This past weekend I found myself on a plane headed from Chicago to Boston. I would not specific the locations but for the differing experiences associated with each. To preface this tale, when I was booking my ticket, I thought it would be great fun to list myself as Professor [My Name]. I believe I have made prior reference to some exchanges with students at my alma mater mistakenly crediting me as a certain professor there, so in some ways I've already done this sort of thing before. But with it always right there in the drop-down menu, I thought I needed to go for it. And yes, it's true, one day I wouldn't be completely against being a professor, which is more than you can say for the people who would have the power to make me a professor.
At any rate, on the leg out, there was no incident beyond my silent smirk (do smirks generally make noise?) as I printed my boarding pass. On the return leg, however, there was a moment before I got into a security line, the one where they actually check your ID against your boarding pass. There seemed to be a delay, and I don't know who flinched first, but it was probably me. It was like a football game though, as I felt I'd been drawn offside by this woman's hesitation. An exchange ensued regarding the professor business, which amounted to me, at a time, saying, "I'm not really a professor, I just thought that would be fun to put there." She was not, as is to be expected, amused. "We'll let it slide this time," she said, crossing out the four-letter abbreviation in front of my name. "Right," I said, "thanks."
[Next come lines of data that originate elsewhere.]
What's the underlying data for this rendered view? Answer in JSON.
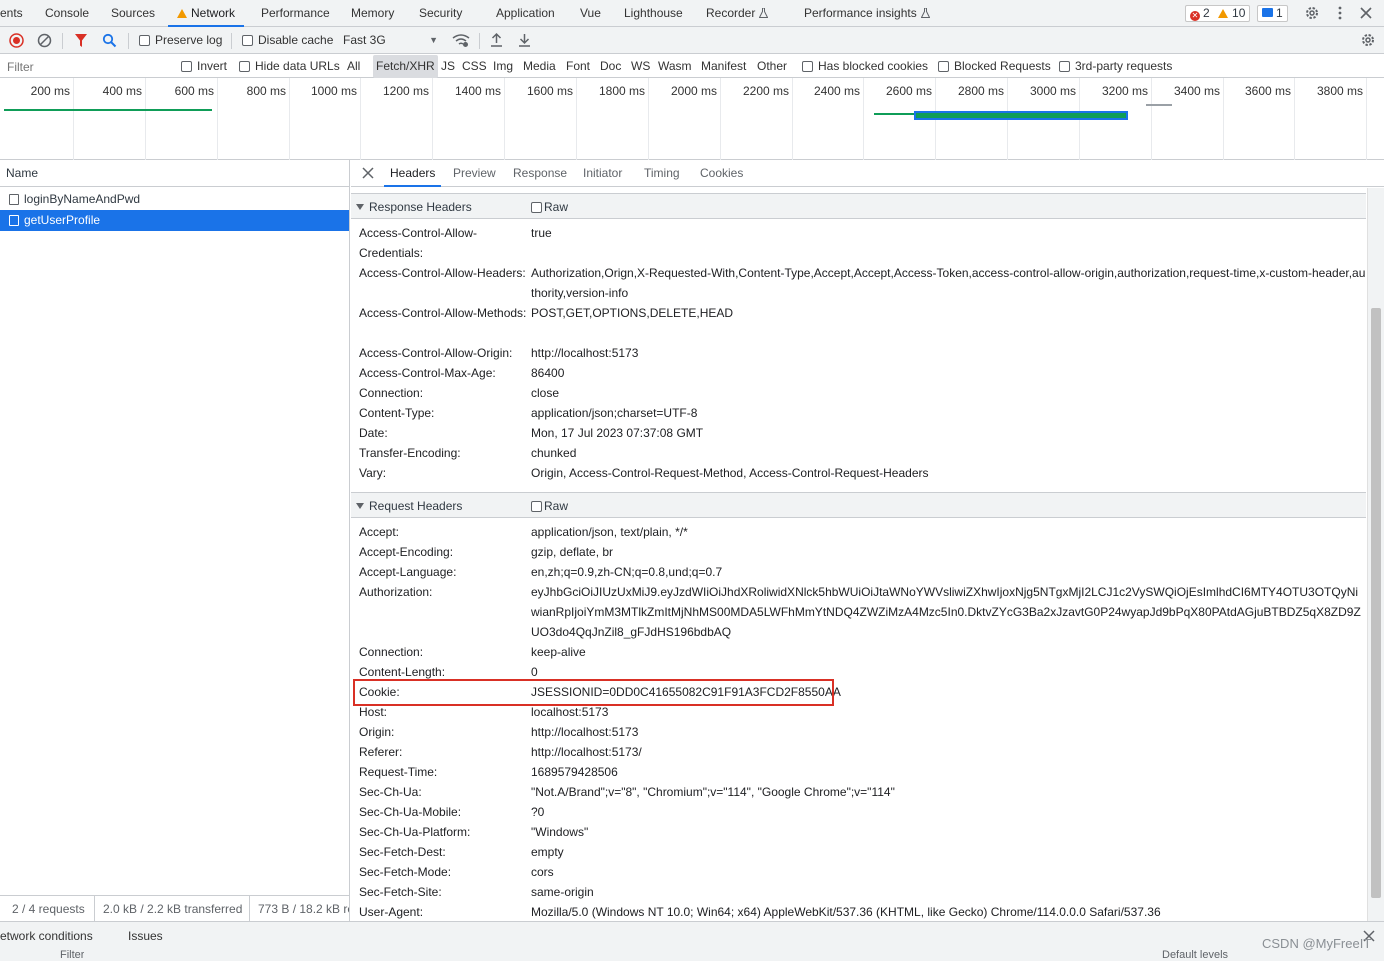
{
  "top_tabs": [
    "ents",
    "Console",
    "Sources",
    "Network",
    "Performance",
    "Memory",
    "Security",
    "Application",
    "Vue",
    "Lighthouse",
    "Recorder",
    "Performance insights"
  ],
  "top_badges": {
    "errors": "2",
    "warnings": "10",
    "messages": "1"
  },
  "toolbar": {
    "preserve_log": "Preserve log",
    "disable_cache": "Disable cache",
    "throttle": "Fast 3G"
  },
  "filter": {
    "placeholder": "Filter",
    "invert": "Invert",
    "hide_data_urls": "Hide data URLs",
    "types": [
      "All",
      "Fetch/XHR",
      "JS",
      "CSS",
      "Img",
      "Media",
      "Font",
      "Doc",
      "WS",
      "Wasm",
      "Manifest",
      "Other"
    ],
    "selected_type": "Fetch/XHR",
    "has_blocked_cookies": "Has blocked cookies",
    "blocked_requests": "Blocked Requests",
    "third_party": "3rd-party requests"
  },
  "timeline_ticks": [
    "200 ms",
    "400 ms",
    "600 ms",
    "800 ms",
    "1000 ms",
    "1200 ms",
    "1400 ms",
    "1600 ms",
    "1800 ms",
    "2000 ms",
    "2200 ms",
    "2400 ms",
    "2600 ms",
    "2800 ms",
    "3000 ms",
    "3200 ms",
    "3400 ms",
    "3600 ms",
    "3800 ms"
  ],
  "name_column": "Name",
  "requests": [
    {
      "name": "loginByNameAndPwd",
      "selected": false
    },
    {
      "name": "getUserProfile",
      "selected": true
    }
  ],
  "status": {
    "requests": "2 / 4 requests",
    "transferred": "2.0 kB / 2.2 kB transferred",
    "resources": "773 B / 18.2 kB re"
  },
  "detail_tabs": [
    "Headers",
    "Preview",
    "Response",
    "Initiator",
    "Timing",
    "Cookies"
  ],
  "response_headers": {
    "title": "Response Headers",
    "raw": "Raw",
    "items": [
      {
        "k": "Access-Control-Allow-Credentials:",
        "v": "true"
      },
      {
        "k": "Access-Control-Allow-Headers:",
        "v": "Authorization,Orign,X-Requested-With,Content-Type,Accept,Accept,Access-Token,access-control-allow-origin,authorization,request-time,x-custom-header,authority,version-info"
      },
      {
        "k": "Access-Control-Allow-Methods:",
        "v": "POST,GET,OPTIONS,DELETE,HEAD"
      },
      {
        "k": "Access-Control-Allow-Origin:",
        "v": "http://localhost:5173"
      },
      {
        "k": "Access-Control-Max-Age:",
        "v": "86400"
      },
      {
        "k": "Connection:",
        "v": "close"
      },
      {
        "k": "Content-Type:",
        "v": "application/json;charset=UTF-8"
      },
      {
        "k": "Date:",
        "v": "Mon, 17 Jul 2023 07:37:08 GMT"
      },
      {
        "k": "Transfer-Encoding:",
        "v": "chunked"
      },
      {
        "k": "Vary:",
        "v": "Origin, Access-Control-Request-Method, Access-Control-Request-Headers"
      }
    ]
  },
  "request_headers": {
    "title": "Request Headers",
    "raw": "Raw",
    "items": [
      {
        "k": "Accept:",
        "v": "application/json, text/plain, */*"
      },
      {
        "k": "Accept-Encoding:",
        "v": "gzip, deflate, br"
      },
      {
        "k": "Accept-Language:",
        "v": "en,zh;q=0.9,zh-CN;q=0.8,und;q=0.7"
      },
      {
        "k": "Authorization:",
        "v": "eyJhbGciOiJIUzUxMiJ9.eyJzdWIiOiJhdXRoliwidXNlck5hbWUiOiJtaWNoYWVsliwiZXhwIjoxNjg5NTgxMjI2LCJ1c2VySWQiOjEsImlhdCI6MTY4OTU3OTQyNiwianRpIjoiYmM3MTlkZmItMjNhMS00MDA5LWFhMmYtNDQ4ZWZiMzA4Mzc5In0.DktvZYcG3Ba2xJzavtG0P24wyapJd9bPqX80PAtdAGjuBTBDZ5qX8ZD9ZUO3do4QqJnZil8_gFJdHS196bdbAQ"
      },
      {
        "k": "Connection:",
        "v": "keep-alive"
      },
      {
        "k": "Content-Length:",
        "v": "0"
      },
      {
        "k": "Cookie:",
        "v": "JSESSIONID=0DD0C41655082C91F91A3FCD2F8550AA"
      },
      {
        "k": "Host:",
        "v": "localhost:5173"
      },
      {
        "k": "Origin:",
        "v": "http://localhost:5173"
      },
      {
        "k": "Referer:",
        "v": "http://localhost:5173/"
      },
      {
        "k": "Request-Time:",
        "v": "1689579428506"
      },
      {
        "k": "Sec-Ch-Ua:",
        "v": "\"Not.A/Brand\";v=\"8\", \"Chromium\";v=\"114\", \"Google Chrome\";v=\"114\""
      },
      {
        "k": "Sec-Ch-Ua-Mobile:",
        "v": "?0"
      },
      {
        "k": "Sec-Ch-Ua-Platform:",
        "v": "\"Windows\""
      },
      {
        "k": "Sec-Fetch-Dest:",
        "v": "empty"
      },
      {
        "k": "Sec-Fetch-Mode:",
        "v": "cors"
      },
      {
        "k": "Sec-Fetch-Site:",
        "v": "same-origin"
      },
      {
        "k": "User-Agent:",
        "v": "Mozilla/5.0 (Windows NT 10.0; Win64; x64) AppleWebKit/537.36 (KHTML, like Gecko) Chrome/114.0.0.0 Safari/537.36"
      }
    ]
  },
  "drawer": {
    "tabs": [
      "etwork conditions",
      "Issues"
    ],
    "filter_placeholder": "Filter",
    "levels": "Default levels"
  },
  "watermark": "CSDN @MyFreeIT",
  "colors": {
    "accent": "#1a73e8",
    "highlight_box": "#d93025",
    "waterfall_green": "#0f9d58"
  }
}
"I wouldn't do it again," she scolded me, "you'll be noted down as a troublemaker." A troublemaker?!? NO! The highest offense of any 4th grader, the kind of thing that might make 5th graders know who you are. I wanted to continue on because I couldn't see the real dilemma. Was someone going to ask some very academic and integral question aboard the flight, prompting a steward or stewardess to ask, "Is there a professor aboard?" Then this bitch would chime in, "No, but there is someone professing to be one." I'd commend her pun, then feel like I was belonging somewhere in the late 1930s or early 40s along with Camus and some other absurdists. Side note: I wish there were a good "Camus the Whale" joke. Maybe if he had ever gotten fat or something.
At any rate, that's about enough on the old boring stories from the life of me front, even if this is me damn blog! I'll sign off with a grand little number sung by 11 year-old Anna Graceman during the tryouts for "America's Got Talent." After viewing I called it the best performance I'd ever seen on anyone of these vocal-based or vocal-inclusive talent shows that have emerged. Oh, and she's also playing the piano at virtuoso-enough level. From Juneau, Alaska, I like to think it's a testament to the focus one can have when a little more of the beaten path. But seriously, she kicks ass. Merry mid-July folks, and a happy early Bastille Day. Bastille? All they took was their freedom...